DeJuan Blair only played one season for Dallas in 2013-14, but ask any Mavs reporter or fan and you will only hear positive things about him. In his lone season in Dallas, he played a classic Rick Carlisle role in the 3 man bench big rotation including Brandan Wright, Samuel Dalembert, and DeJuan Blair (as well as Bernard James occasionally). Per 36 minutes, Blair averaged 14.7 PPG, 10.9 RPG, 2.1 APG, and 1.8 SPG on shooting splits of 53.4/0/63.6.
Blair’s skillset was advanced for the era of basketball he played in. While 5 seasons ago doesn’t seem like a long time, the league has changed quite a bit since the time that Blair was playing at his peak. In 2013-14, the NBA team leader in 3PA was Houston with 2179. In the 2017-18 season, all but 8 teams took more than 2179 threes. However, threes were not a part of Blair’s game whatsoever. A more relevant stat is the amount of assists per game from power forwards compared to just 5 years ago. In 2013-14, the top 5 power forwards in assists per game ranged from 3.1 assists per game to 4.3 assists per game- a stat that former Maverick Josh McRoberts led that season. Compare that to the 2017-18 season where the league leaders at PF for assists per game was at 7.3, and 8 power forwards had 2.5 or more assists per game.
The areas of weakness that plagued Blair in his NBA time were injuries/ bad knee durability, a lack of a three point shot or a reliable jumper, and his often subpar defense. While those areas were masked in his lone season with Dallas, they’d still be an issue in the modern NBA. In particular, the jump shooting would be hard to overcome while being a subpar defender, even if he would be run in lineups primarily against other bench players.
Fit with current Mavericks roster:
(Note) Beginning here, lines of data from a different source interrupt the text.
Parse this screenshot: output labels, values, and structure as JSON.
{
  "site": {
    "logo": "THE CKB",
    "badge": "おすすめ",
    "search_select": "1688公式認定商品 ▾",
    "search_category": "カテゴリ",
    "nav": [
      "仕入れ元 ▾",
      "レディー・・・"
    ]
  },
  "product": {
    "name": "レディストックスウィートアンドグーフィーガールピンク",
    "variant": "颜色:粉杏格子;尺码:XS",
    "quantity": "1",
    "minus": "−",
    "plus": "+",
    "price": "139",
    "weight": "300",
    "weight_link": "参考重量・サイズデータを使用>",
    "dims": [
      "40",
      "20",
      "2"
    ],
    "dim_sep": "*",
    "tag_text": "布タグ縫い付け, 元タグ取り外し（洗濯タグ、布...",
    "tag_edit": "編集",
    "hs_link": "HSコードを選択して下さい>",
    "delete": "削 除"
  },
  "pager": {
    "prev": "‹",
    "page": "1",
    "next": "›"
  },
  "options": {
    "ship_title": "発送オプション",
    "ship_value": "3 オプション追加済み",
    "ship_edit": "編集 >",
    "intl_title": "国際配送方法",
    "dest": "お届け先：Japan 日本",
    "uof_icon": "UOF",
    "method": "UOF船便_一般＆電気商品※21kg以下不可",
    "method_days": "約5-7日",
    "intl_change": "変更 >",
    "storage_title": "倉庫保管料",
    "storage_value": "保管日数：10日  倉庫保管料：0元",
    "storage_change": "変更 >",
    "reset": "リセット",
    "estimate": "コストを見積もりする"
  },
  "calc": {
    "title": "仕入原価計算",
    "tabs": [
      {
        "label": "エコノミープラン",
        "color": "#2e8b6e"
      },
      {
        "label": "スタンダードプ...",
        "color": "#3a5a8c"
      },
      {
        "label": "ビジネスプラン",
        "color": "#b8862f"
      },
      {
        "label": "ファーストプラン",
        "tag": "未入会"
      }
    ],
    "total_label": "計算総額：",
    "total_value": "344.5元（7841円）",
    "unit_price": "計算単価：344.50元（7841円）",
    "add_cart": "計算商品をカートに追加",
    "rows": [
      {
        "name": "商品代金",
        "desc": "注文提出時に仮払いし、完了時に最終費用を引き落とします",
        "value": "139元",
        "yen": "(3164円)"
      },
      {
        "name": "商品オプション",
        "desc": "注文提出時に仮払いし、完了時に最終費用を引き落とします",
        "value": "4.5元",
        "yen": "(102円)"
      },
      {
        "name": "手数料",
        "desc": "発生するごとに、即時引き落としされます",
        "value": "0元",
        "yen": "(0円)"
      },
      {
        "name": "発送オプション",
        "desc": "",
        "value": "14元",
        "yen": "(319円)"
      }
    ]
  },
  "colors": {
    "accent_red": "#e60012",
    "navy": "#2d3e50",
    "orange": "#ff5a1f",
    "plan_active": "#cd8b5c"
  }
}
While the roster and PF depth is already full and quite strong, Blair would probably carve out a role as a backup PF in a split role with Dwight Powell, and would likely completely eliminate Kleber from the rotation on most nights. A lineup of Barea-Brunson-Barnes/Matthews-Blair-Dirk would be one of the most versatile lineups this hypothetical Mavericks team could run. Everyone can create for someone or themselves at a good level, and they all have a high basketball IQ.
DeJuan Blair played a key role in the playoff series versus the Spurs before getting suspended for a kick to the head of Tiago Splitter. Per 36 minutes, Blair averaged 17.8 PPG, 16.4 RPG, and 5.3 SPG on 59% shooting. Obviously those numbers are a bit extreme since he only played 13 minutes per game, but his presence was valuable. The steals number is very high because he had two games with 4 steals in the series. His highlight of the series was Game 6 when he had 10 points, 14 rebounds, and 4 steals in 28 minutes.
While it was just one year, Blair had a solid impact as a bench piece with the Mavericks. If the Mavericks could find a player with the impact of DeJuan Blair off the bench each year, they’d likely continue boasting one of the top benches in the NBA each season. Every team could use a good rebounder that can play the passing lanes well, as well as possess some point forward traits. With better knees and athleticism, someone with his skillset is needed off of any bench.